Fujitsu recently announced that it would be bringing its M2010 netbook to the United States. Laptop Magazine reports that this attractive looking netbook is one of the worst around when it comes to battery performance. With a 3 cell battery, the netbook runs for less than 2 hours on a charge. And while you’d think that battery performance, energy conservation, and green credentials would go hand in hand, it turns out that this is the first netbook to win PC Magazine’s GreenTech approval.
That’s based on the Fujitsu M201’s low battery consumption, plus Energy Star, EPEAT Gold, and RoHS certification. So while the netbook uses about just about 10 watts of power, that’s not the only thing that PC Magazine makes it green. In order to qualify for EPEAT, for instance companies need to meet a list of requirements, including having a recycling program.
PC Magazine also found the battery disappointing, coming in at just over 2 hours in their tests. And the Fujitsu M2010 has a starting price of $449, which is about $100 more than you’ll pay for most similar laptops.

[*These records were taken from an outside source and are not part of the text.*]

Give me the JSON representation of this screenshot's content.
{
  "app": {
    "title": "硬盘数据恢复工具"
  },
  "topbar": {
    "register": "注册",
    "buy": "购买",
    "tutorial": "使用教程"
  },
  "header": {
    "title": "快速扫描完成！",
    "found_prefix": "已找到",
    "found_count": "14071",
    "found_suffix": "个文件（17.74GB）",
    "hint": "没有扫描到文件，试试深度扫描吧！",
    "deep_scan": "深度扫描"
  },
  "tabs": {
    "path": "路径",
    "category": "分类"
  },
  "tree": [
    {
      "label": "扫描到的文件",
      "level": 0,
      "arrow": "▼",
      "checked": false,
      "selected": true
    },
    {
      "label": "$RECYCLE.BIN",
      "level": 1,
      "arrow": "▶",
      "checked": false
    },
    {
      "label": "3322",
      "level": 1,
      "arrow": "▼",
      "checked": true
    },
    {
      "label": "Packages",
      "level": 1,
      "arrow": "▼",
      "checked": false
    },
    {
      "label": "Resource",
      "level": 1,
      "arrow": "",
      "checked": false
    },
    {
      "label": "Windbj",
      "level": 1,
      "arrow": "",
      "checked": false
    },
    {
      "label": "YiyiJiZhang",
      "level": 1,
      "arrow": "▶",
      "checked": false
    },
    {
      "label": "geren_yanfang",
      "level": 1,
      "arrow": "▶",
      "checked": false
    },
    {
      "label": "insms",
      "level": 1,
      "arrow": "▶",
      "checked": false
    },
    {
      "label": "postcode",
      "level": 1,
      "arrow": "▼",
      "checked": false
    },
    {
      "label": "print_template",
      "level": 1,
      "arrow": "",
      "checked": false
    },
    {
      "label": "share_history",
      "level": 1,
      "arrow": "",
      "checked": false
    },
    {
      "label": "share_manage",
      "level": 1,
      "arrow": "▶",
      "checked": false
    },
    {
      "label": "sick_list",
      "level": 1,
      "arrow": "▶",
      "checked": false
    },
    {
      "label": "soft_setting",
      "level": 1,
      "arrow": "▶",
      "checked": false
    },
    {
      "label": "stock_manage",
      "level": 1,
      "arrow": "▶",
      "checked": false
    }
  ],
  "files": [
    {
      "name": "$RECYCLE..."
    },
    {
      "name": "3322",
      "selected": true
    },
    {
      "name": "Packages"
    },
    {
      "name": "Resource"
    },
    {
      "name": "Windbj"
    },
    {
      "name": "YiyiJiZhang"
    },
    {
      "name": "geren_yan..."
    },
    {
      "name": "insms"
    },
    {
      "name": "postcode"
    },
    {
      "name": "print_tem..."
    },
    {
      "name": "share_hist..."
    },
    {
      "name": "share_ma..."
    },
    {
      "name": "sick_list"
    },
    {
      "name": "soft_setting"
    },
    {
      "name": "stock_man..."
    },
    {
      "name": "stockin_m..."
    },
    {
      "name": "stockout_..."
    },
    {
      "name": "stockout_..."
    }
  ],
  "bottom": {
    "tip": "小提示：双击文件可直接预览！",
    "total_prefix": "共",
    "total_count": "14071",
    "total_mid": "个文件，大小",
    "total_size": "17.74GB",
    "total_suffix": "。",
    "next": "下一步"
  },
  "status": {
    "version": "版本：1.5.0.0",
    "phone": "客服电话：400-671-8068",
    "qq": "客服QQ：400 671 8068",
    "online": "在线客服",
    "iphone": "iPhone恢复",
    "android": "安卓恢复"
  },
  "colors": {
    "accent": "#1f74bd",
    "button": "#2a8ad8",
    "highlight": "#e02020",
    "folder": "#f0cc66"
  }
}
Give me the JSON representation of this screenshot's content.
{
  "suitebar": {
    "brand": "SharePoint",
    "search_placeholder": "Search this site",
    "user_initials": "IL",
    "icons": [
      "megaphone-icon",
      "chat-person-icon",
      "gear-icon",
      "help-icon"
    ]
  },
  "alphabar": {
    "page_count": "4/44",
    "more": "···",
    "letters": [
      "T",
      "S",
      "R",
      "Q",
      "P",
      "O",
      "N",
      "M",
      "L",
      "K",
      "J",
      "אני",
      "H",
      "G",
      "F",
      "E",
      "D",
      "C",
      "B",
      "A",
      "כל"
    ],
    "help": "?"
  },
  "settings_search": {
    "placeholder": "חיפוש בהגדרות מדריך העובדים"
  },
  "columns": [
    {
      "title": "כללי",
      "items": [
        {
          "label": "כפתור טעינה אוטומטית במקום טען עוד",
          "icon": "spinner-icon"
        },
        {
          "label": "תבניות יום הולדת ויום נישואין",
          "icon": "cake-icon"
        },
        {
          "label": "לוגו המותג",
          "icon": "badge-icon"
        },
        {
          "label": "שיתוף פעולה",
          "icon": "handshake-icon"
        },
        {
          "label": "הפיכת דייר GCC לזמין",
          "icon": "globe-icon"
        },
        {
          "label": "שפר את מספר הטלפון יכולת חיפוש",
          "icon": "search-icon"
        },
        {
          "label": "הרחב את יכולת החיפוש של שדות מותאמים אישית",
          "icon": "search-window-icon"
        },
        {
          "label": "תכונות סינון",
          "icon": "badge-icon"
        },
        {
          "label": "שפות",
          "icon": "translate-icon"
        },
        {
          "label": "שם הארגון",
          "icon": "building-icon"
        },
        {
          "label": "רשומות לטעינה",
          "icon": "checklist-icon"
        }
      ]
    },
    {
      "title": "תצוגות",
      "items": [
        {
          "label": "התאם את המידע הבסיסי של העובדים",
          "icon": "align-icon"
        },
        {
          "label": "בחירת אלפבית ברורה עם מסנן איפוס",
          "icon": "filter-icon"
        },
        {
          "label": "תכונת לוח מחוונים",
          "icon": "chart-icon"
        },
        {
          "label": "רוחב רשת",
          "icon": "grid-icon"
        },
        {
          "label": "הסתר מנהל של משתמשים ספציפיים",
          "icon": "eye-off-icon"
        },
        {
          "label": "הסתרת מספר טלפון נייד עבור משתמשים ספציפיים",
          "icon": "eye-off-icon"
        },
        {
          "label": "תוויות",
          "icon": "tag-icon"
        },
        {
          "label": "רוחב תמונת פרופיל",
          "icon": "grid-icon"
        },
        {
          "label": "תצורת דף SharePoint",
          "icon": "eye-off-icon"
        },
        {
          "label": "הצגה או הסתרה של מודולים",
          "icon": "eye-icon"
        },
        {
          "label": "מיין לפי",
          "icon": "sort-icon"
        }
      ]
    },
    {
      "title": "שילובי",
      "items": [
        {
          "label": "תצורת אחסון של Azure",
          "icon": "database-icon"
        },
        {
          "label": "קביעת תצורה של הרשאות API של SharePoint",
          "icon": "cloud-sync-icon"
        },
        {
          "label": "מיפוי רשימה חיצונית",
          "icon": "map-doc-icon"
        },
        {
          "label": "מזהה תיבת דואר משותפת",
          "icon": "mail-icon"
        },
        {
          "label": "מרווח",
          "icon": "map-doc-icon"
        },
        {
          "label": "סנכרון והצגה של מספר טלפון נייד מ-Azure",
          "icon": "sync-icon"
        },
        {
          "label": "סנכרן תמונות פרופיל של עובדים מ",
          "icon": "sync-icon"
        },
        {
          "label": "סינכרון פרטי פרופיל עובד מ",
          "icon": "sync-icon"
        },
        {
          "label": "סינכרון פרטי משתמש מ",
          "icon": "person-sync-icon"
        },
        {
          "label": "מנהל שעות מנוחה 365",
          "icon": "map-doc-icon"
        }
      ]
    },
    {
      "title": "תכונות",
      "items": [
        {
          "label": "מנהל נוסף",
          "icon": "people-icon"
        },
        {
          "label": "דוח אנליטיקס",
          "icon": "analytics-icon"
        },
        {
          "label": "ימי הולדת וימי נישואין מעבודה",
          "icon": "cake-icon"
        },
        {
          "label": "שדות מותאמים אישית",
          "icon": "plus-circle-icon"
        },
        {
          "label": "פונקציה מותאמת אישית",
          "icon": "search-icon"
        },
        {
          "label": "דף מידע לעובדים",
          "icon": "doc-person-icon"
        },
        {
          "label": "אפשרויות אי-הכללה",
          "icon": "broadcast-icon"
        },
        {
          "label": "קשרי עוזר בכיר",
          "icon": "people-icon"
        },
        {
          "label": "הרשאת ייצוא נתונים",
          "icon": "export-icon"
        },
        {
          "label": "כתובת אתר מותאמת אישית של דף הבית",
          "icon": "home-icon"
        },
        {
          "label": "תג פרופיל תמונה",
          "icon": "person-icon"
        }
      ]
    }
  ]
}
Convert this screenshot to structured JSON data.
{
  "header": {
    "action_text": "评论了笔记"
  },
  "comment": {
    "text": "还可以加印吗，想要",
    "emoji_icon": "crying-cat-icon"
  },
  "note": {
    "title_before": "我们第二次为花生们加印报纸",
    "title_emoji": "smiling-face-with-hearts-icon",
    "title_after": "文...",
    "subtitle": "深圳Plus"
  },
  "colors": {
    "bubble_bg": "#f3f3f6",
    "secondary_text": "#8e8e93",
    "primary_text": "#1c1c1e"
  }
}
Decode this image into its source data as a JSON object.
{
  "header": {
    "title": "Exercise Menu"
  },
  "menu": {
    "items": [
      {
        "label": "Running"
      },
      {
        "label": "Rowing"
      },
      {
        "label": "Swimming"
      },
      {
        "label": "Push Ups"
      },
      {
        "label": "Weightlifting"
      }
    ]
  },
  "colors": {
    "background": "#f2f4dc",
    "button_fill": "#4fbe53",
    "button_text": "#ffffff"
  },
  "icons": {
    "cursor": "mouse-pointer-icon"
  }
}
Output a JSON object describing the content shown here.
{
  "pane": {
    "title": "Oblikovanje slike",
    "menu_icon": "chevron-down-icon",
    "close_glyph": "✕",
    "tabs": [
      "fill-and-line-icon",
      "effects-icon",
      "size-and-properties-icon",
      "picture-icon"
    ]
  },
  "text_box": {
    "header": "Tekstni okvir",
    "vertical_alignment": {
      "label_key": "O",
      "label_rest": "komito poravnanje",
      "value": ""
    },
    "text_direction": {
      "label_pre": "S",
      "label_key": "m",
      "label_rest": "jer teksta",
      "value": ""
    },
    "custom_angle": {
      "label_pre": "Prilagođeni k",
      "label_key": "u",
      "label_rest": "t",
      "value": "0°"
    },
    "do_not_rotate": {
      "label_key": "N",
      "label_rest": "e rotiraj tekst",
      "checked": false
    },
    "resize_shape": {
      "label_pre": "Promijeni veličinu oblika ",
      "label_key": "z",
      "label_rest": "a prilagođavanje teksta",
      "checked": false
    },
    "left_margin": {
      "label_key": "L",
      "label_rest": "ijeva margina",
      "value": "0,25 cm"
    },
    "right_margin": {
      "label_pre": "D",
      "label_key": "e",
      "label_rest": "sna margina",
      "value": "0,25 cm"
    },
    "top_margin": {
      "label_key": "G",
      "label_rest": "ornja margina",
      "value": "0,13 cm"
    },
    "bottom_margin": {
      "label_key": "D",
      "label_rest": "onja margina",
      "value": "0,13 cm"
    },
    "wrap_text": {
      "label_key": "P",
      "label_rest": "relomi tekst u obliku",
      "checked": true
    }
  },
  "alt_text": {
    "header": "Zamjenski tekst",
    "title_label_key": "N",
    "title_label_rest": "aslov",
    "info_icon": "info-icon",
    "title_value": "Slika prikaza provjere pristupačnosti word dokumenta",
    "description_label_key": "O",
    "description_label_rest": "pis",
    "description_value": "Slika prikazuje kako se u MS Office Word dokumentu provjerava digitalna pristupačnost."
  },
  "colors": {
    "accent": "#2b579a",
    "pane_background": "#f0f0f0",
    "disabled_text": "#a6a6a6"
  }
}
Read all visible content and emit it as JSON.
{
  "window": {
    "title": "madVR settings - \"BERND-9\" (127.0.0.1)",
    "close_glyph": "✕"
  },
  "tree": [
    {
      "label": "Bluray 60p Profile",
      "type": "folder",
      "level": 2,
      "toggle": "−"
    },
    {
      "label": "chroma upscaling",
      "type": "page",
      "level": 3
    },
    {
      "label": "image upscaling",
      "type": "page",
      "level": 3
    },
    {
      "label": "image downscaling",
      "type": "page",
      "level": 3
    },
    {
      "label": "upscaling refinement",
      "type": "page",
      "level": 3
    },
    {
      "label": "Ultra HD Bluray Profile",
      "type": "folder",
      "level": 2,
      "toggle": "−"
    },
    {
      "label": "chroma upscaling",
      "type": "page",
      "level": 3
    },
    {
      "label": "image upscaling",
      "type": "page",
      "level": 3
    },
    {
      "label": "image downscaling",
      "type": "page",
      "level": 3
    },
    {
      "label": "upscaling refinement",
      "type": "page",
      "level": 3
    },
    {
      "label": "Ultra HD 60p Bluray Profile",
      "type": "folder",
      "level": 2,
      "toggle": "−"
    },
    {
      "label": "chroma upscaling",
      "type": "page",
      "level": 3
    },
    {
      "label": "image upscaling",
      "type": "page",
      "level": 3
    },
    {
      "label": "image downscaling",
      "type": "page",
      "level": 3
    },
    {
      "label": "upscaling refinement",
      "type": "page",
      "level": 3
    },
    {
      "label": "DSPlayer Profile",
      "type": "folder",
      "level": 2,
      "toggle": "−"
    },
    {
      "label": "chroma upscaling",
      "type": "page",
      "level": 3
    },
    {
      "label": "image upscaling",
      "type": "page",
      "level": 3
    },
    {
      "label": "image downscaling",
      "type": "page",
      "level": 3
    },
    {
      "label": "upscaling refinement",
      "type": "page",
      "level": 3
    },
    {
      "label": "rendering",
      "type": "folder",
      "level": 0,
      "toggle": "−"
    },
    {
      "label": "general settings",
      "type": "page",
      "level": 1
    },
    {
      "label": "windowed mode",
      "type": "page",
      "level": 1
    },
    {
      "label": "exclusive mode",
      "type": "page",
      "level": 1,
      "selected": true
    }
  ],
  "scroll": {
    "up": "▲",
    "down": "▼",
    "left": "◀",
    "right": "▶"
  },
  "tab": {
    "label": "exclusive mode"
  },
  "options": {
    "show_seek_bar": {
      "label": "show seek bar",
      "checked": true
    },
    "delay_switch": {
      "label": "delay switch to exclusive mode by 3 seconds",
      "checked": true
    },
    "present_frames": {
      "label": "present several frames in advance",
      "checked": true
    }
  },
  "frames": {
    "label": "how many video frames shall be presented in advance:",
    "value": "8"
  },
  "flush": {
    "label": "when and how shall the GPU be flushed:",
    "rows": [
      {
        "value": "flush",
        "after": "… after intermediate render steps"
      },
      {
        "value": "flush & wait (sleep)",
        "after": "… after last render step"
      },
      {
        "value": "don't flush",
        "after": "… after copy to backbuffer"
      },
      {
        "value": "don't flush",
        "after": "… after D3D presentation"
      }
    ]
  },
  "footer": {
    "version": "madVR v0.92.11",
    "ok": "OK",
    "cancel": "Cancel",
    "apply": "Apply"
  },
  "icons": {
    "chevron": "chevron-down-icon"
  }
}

So the question is, are you willing to pay that much more for a netbook with subpar battery performance just because it has a handful of eco-friendly certifications?